A woman your age ought to be looking for a husband – or already married, not chasing all over creation in pants, trying to act like a man.
You ought to go out once in a while.
Between the two of us we ought to be able to carry them down to that room.
God, you ought to hear him moaning in his sleep!
This ought to help the credibility issue; there's more to some tips than the police know, but haven't made public because it would enforce credence in a psychic connection for the tip.
"Fred ought to sue him for false arrest," Cynthia said.
That ought to be a barrel of laughs!
"Maybe I ought to have a word with your brother," she grumbled, surprised the man could insult her without being present.
He'd spoken to his sisters in depth and learned quickly just how different she was, their tales ranging from those that ought to anger him to those that amused him.
Janet's not Jeopardy material but she ought to be able to remember her own phone number.
That ought to count for something, give us a little leeway.
This ought to do the trick.
You ought to try it some time.
That ought to be worth something.
"You ought to see it on Saturday night," he said.
I ought to get a public service medal.
I figured you ought to know.
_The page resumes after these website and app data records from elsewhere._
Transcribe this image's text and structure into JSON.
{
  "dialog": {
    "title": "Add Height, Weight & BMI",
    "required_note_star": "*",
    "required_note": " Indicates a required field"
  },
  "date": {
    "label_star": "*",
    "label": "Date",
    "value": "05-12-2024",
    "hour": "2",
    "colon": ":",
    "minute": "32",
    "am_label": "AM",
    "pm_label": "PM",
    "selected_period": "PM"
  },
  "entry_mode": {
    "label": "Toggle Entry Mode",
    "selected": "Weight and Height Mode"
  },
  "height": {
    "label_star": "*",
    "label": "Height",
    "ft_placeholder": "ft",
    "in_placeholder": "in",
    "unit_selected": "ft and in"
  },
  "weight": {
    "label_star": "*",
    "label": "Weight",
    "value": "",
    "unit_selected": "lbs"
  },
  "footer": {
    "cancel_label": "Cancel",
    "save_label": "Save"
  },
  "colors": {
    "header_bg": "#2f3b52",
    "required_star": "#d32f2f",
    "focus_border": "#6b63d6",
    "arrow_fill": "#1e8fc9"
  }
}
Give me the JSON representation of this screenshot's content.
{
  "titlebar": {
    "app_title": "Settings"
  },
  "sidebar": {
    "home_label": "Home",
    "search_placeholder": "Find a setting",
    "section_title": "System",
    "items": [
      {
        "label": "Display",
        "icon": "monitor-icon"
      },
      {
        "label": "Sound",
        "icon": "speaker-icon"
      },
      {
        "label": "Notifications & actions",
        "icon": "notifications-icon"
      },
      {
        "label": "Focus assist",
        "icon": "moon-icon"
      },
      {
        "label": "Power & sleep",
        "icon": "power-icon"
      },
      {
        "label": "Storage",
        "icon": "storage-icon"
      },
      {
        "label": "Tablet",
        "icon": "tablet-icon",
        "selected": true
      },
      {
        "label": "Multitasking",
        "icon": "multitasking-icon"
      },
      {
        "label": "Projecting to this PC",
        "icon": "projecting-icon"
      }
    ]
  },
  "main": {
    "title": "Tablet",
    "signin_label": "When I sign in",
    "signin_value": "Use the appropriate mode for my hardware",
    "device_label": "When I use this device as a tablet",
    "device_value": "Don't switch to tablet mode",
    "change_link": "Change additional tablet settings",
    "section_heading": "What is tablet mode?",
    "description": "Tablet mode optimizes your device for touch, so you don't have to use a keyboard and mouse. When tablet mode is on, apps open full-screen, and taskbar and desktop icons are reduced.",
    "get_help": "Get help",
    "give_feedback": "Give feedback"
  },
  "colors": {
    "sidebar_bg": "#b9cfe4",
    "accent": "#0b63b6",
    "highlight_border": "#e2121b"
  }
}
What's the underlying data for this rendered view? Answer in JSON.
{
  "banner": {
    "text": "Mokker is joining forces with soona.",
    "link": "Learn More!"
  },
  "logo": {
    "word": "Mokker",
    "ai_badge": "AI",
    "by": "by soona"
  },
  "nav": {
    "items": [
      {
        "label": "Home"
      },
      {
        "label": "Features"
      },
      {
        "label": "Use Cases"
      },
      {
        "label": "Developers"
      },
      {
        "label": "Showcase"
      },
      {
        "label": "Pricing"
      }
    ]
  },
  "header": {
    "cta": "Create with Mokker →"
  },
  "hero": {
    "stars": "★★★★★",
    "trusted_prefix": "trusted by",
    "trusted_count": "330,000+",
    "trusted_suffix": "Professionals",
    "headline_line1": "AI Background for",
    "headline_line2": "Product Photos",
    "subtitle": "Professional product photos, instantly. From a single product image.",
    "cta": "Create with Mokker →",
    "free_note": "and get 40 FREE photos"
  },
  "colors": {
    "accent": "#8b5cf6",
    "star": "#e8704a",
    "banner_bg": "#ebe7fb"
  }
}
The end of all study, says Descartes, in one of his earliest writings, ought to be to guide the mind to form true and sound judgments on every thing that may be presented to it.3 The sciences in their totality are but the intelligence of man; and all the details of knowledge have no value save as they strengthen the understanding.
A few peasants of Lombardy still believe that one who has received extreme unction ought to be left to die, and that sick people may be starved to death through the withholding of food on superstitious grounds.
"I suppose I ought to give the wooden dummy a good start of me," growled Jim.
I think this is the loveliest country in the world; but not being fairies Jim and I feel we ought to be where we belong--and that's at the ranch.
Let me tell you something, my little brothers, my little sisters: You ought always to love God and praise Him.
I think there ought to be some better way of moving a boat.
So did de Tocqueville, touring nineteenth-century America, when he wrote that "All those who seek to destroy the liberties of a democratic nation ought to know that war is the surest and shortest means to accomplish it."
I feel as if I ought to give up the idea of going to college altogether: for not all the knowledge in the world could make me happy, if obtained at such a cost.
I ought to apologize to the reader and to Miss Keller for presuming to say what her subject matter is worth, but one more explanation is necessary.
Men generally, under such a government as this, think that they ought to wait until they have persuaded the majority to alter them.
If I could convince myself that I have any right to be satisfied with men as they are, and to treat them accordingly, and not according, in some respects, to my requisitions and expectations of what they and I ought to be, then, like a good Mussulman and fatalist, I should endeavor to be satisfied with things as they are, and say it is the will of God.
You ought to have been there at seven in the morning.
Tell me, as you would a sister, what I ought to do.